In the entries below, filter for the word "arrow" and copy every matching line.

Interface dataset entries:
Content starts
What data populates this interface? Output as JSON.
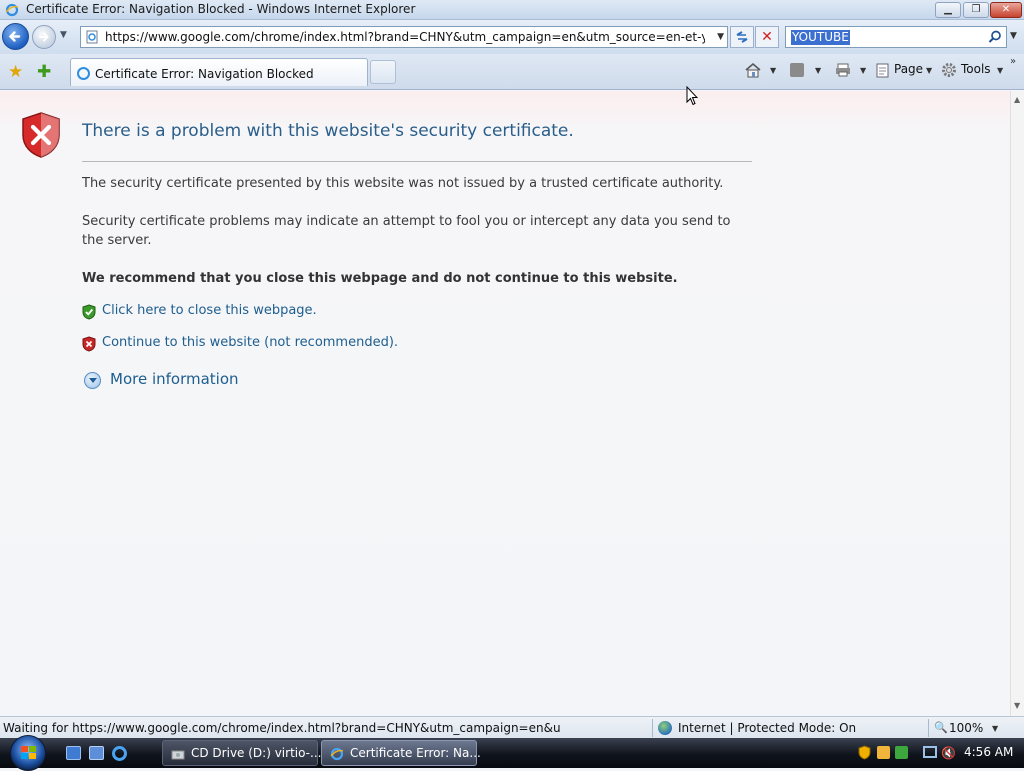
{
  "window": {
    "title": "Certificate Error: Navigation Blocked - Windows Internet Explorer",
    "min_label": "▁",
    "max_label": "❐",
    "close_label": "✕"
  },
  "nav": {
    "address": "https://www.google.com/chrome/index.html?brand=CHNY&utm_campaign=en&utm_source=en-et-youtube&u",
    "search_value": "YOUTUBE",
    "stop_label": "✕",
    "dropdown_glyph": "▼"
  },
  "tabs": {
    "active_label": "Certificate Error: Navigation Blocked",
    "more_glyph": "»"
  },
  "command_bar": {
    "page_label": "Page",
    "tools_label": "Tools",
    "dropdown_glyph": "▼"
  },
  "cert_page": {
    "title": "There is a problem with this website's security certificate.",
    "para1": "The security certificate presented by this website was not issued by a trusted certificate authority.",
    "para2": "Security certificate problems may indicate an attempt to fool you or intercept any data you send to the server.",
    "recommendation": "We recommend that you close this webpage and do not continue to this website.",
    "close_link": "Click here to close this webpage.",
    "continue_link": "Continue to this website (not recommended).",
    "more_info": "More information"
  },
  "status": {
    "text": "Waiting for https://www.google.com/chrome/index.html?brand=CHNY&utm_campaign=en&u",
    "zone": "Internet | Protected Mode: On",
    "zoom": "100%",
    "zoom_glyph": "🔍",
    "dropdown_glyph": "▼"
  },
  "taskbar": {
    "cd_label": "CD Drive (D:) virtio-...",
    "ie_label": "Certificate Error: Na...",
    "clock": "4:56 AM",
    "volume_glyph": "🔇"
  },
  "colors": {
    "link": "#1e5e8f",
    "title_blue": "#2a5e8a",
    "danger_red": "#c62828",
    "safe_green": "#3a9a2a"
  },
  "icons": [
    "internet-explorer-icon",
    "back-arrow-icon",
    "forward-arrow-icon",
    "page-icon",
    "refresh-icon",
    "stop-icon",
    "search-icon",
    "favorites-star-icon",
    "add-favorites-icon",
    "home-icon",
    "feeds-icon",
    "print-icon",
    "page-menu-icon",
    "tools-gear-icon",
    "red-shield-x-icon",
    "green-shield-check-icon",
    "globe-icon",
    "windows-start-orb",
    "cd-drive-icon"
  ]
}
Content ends
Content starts
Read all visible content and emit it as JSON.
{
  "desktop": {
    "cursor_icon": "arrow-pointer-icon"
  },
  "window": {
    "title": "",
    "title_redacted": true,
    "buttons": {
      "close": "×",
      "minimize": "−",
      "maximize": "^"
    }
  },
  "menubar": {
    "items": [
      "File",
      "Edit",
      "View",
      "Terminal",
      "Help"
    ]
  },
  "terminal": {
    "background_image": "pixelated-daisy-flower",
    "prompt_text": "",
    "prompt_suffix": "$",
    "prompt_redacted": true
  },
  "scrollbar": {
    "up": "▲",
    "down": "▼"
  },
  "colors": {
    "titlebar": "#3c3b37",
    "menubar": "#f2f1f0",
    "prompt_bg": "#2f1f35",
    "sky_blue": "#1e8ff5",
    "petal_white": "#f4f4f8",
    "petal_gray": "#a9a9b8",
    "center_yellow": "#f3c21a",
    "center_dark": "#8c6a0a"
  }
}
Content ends
* **Exercise result**
    "back-arrow-icon",
    "forward-arrow-icon",
    "cursor_icon": "arrow-pointer-icon"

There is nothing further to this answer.